One should never pray to Vishnu for any other reward than devotion (Bhakti) and knowledge (Jñāna); for by praying for other things one will surely be ruined.


If one should offend a sage either from negligence or from intention and regret it afterwards then one should seek him out and request forgiveness otherwise there will be no peace.


Even in the case of an offence against God this expiation [of requesting forgiveness] is unsurpassed. A wise person shall avoid [carnal] association with the opposite sex.


Therefore shall a wise person should completely renounce sensuality like poison. An ignorant person is called a commoner but a wise person a Vaishnava.


A wise person shall not engage in any way with the ignorant. This has been said by the Lord in the Pāñcharātra Śāstra and also by Manu and others.

66 67.

Therefore a pious Vaishnava shall avoid socialising with common worldly people.

Socialising is said to be of eight kinds:

sharing the same bed or seat, dining while seated in the same row, using one pot, mixing cooked food, conducting sacrificial rites, teaching the Vedas, marriage and inter-dining —

all these should be rigorously avoided with materialists.


One becomes corrupted by conversation, touch, and by the way in which one sleeps and sits together with another, also through the function of priestly duties, teaching the Veda and by intermarriage.


Through priestly function, teaching the Veda and through lying down, sitting and marriage with a fallen person one is degraded within a year.


Brihaspati and Manu have discussed this socialising (sankara) in its diversity, but through priestly functions and such other activities degradation is immediate.
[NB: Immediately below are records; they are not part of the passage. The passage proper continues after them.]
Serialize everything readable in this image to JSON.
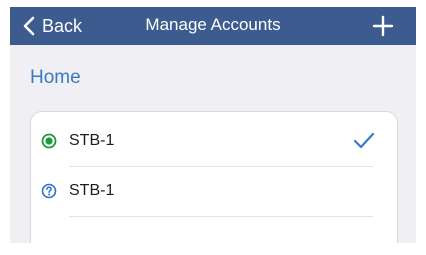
{
  "navbar": {
    "back_label": "Back",
    "title": "Manage Accounts",
    "add_icon": "plus-icon",
    "back_icon": "chevron-left-icon",
    "background_color": "#3c5c8f"
  },
  "section": {
    "title": "Home",
    "title_color": "#3a79c6"
  },
  "accounts": [
    {
      "label": "STB-1",
      "status_icon": "online-status-icon",
      "status_color": "#1f9a3a",
      "selected": true
    },
    {
      "label": "STB-1",
      "status_icon": "unknown-status-icon",
      "status_color": "#2f6fd0",
      "selected": false
    }
  ],
  "checkmark_color": "#3a79c6"
}
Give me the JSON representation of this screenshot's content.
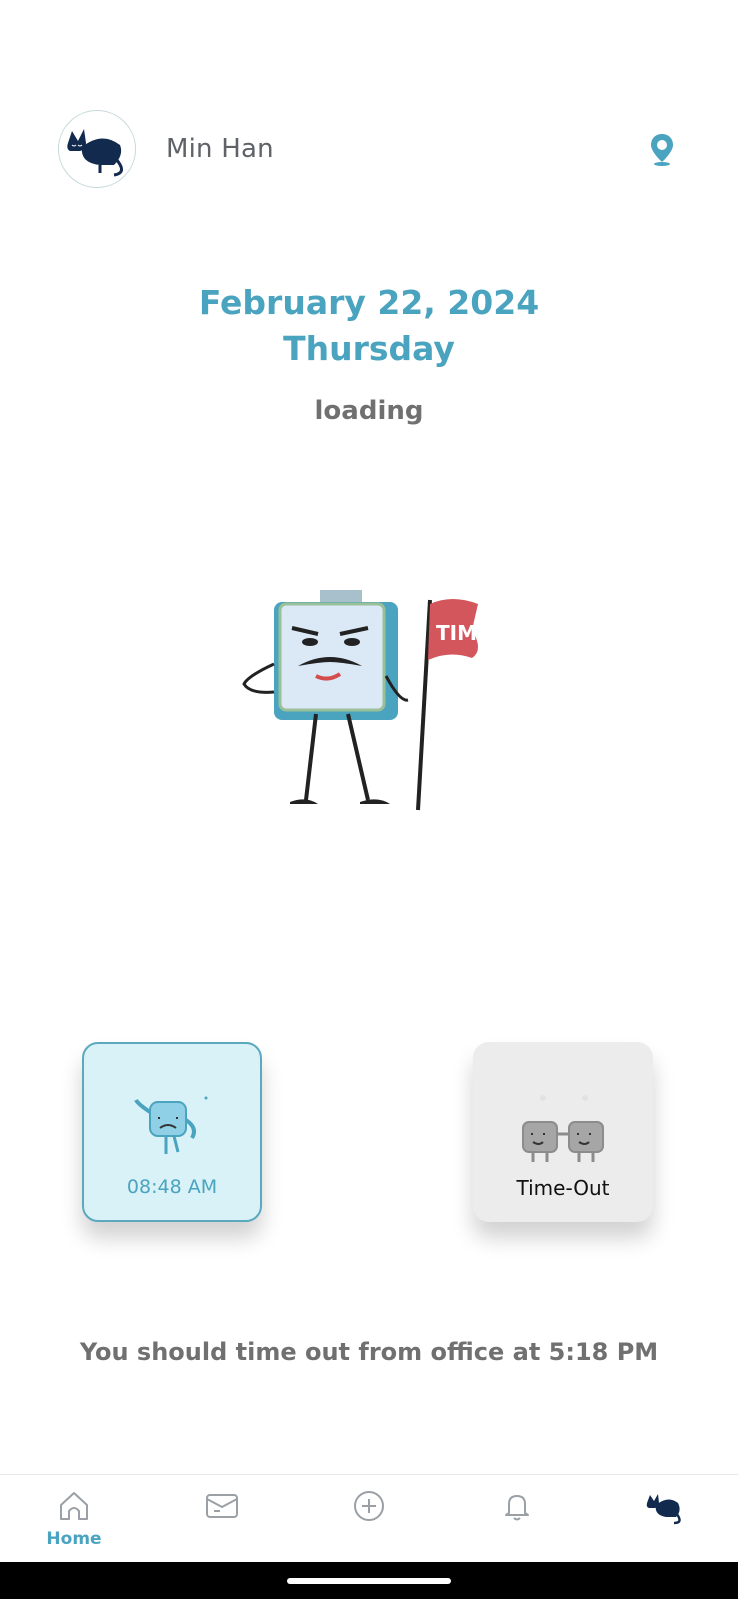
{
  "user": {
    "name": "Min Han",
    "avatar_icon": "sleeping-cat-icon"
  },
  "header": {
    "location_icon": "location-pin-icon"
  },
  "date": {
    "full": "February 22, 2024",
    "weekday": "Thursday",
    "status": "loading"
  },
  "actions": {
    "time_in": {
      "label": "08:48 AM",
      "icon": "waving-block-icon"
    },
    "time_out": {
      "label": "Time-Out",
      "icon": "two-blocks-holding-hands-icon"
    }
  },
  "notice": {
    "text": "You should time out from office at 5:18 PM"
  },
  "mascot": {
    "flag_text": "TIME",
    "icon": "clock-mascot-with-flag"
  },
  "bottom_nav": {
    "items": [
      {
        "label": "Home",
        "icon": "home-icon",
        "active": true
      },
      {
        "label": "",
        "icon": "mail-icon",
        "active": false
      },
      {
        "label": "",
        "icon": "add-circle-icon",
        "active": false
      },
      {
        "label": "",
        "icon": "bell-icon",
        "active": false
      },
      {
        "label": "",
        "icon": "profile-cat-icon",
        "active": false
      }
    ]
  },
  "colors": {
    "accent": "#4aa3bf",
    "text_muted": "#707070",
    "card_in_bg": "#d9f2f7",
    "card_out_bg": "#ececec"
  }
}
To the high-minded Vaishnavas who are devoted to the practice of self-surrender (Nyāsa-vidyā) the praise given by materialists is declared to be a censure, and their censure is said to be praise.

72 – 78.

“O materialists henceforth you are yourselves, and we are ourselves. You are devoted to worldly prosperity and sensual enjoyments and we are devoted to Nārāyaṇa. There can be no intercourse whatever between you and us. You are servants of the senses but we are servants of Vishnu.”

  • 1. Baidala-vṛtti — “Cat-like observance” concealing one's malice or evil designs under the garb of piety or virtue.
    The allusion is to a characteristic story of a cat which after gaining the confidence of rats by show of assumed piety then begins eating them by carefully preying on the stray ones.
    Manu gives the following definition of a Baidala-vratika —
    “One who vaunts his piety by brandishing the flag of Dharma who is always malicious and who is a religious hypocrite, deceiver of the world, fierce as a beast and a traducer of all: is known as a Baidalavratika.”
  • 2. Baka-vṛtti — "Crane-like conduct" = religious hypocrisy. The reference is to the crane which stands dead-still on one leg watching the fish passing by till a big one passes, then it suddenly pounces upon it.
    Manu defines a Bakavratika thus: “
    He is Dvija (twice-born) acting like the crane who (appearing like a yogi in contemplation) has a downward look, who is false and cruel, who is always intent on securing his own interest, who is a rogue and who is falsely modest.
  • 3. For example in the daily fire-offerings oblations are made to Indra, Agṇi, Soma, Prajāpati, Rudra  etc.
  • 4. This is a very popular verse and is recited before most ritual activities.
  • 5. The sacrificial altar or Balī-pīṭha is situated beside the flag-pole – dhvaja-stambha, when circumambulating a temple one should not cross between the deity and the altar but walk around it.
  • 6. Śabda-śāstra — delighting in merely intellectualising rather than practicing the doctrines.